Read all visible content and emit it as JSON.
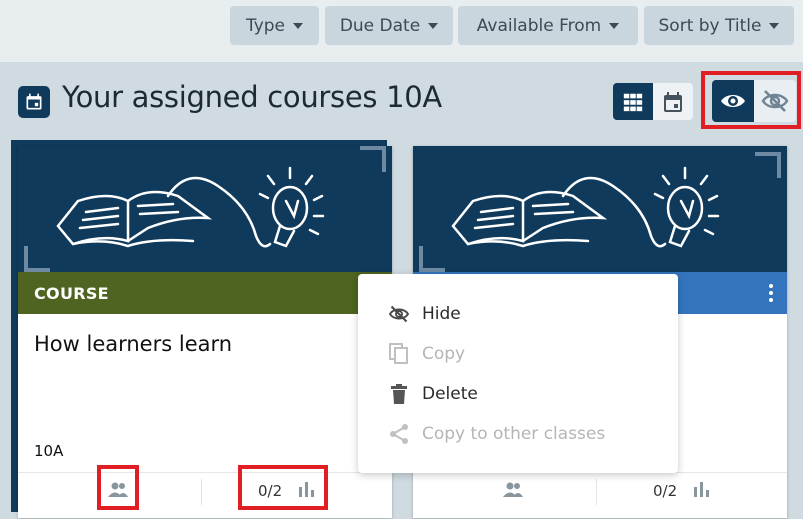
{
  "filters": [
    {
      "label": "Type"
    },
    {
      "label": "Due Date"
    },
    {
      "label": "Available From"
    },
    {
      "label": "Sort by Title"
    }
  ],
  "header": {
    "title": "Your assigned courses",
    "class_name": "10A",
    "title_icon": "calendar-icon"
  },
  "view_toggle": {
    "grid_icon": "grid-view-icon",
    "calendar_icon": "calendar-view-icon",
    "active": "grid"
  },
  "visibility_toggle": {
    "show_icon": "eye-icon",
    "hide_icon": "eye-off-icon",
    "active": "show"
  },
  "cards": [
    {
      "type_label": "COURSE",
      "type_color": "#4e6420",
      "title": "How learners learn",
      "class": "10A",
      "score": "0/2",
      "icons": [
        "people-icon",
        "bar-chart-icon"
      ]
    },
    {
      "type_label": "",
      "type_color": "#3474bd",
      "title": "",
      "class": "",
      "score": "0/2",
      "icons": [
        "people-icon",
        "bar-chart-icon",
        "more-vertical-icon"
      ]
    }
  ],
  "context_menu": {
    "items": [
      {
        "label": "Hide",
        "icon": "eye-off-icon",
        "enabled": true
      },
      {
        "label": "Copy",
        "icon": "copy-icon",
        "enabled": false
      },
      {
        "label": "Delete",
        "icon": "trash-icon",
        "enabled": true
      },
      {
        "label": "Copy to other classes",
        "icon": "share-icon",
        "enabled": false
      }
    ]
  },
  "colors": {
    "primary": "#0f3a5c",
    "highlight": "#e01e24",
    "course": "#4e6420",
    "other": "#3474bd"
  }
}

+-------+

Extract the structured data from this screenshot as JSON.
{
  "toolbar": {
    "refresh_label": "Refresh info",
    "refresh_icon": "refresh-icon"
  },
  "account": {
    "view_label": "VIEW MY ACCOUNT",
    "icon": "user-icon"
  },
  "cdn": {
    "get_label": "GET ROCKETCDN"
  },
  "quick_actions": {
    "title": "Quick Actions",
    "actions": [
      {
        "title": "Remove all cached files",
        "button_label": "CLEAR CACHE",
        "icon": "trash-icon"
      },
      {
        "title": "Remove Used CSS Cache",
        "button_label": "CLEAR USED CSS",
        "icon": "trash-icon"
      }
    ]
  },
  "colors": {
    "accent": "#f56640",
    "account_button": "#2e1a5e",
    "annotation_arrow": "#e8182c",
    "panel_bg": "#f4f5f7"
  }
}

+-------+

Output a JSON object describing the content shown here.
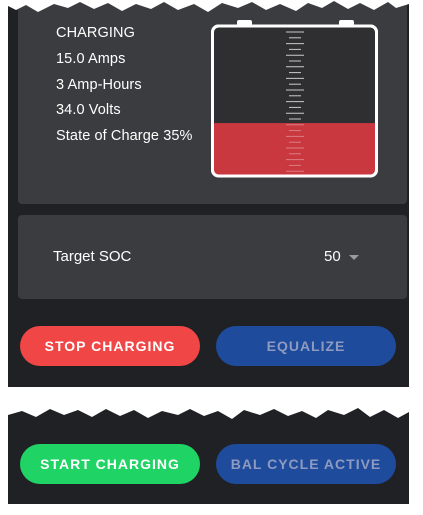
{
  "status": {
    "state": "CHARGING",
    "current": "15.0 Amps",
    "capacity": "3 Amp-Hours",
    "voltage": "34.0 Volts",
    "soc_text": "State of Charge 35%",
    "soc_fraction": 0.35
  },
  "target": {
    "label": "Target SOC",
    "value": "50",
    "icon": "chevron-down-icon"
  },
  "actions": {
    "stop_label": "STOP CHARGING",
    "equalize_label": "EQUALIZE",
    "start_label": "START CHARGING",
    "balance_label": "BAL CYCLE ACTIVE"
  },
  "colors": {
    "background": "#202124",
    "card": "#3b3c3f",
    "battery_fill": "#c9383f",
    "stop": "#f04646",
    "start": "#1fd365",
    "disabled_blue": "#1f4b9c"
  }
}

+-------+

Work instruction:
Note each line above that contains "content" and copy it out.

Problem solution:
Read all visible content and emit it as JSON.
Output a JSON object describing the content shown here.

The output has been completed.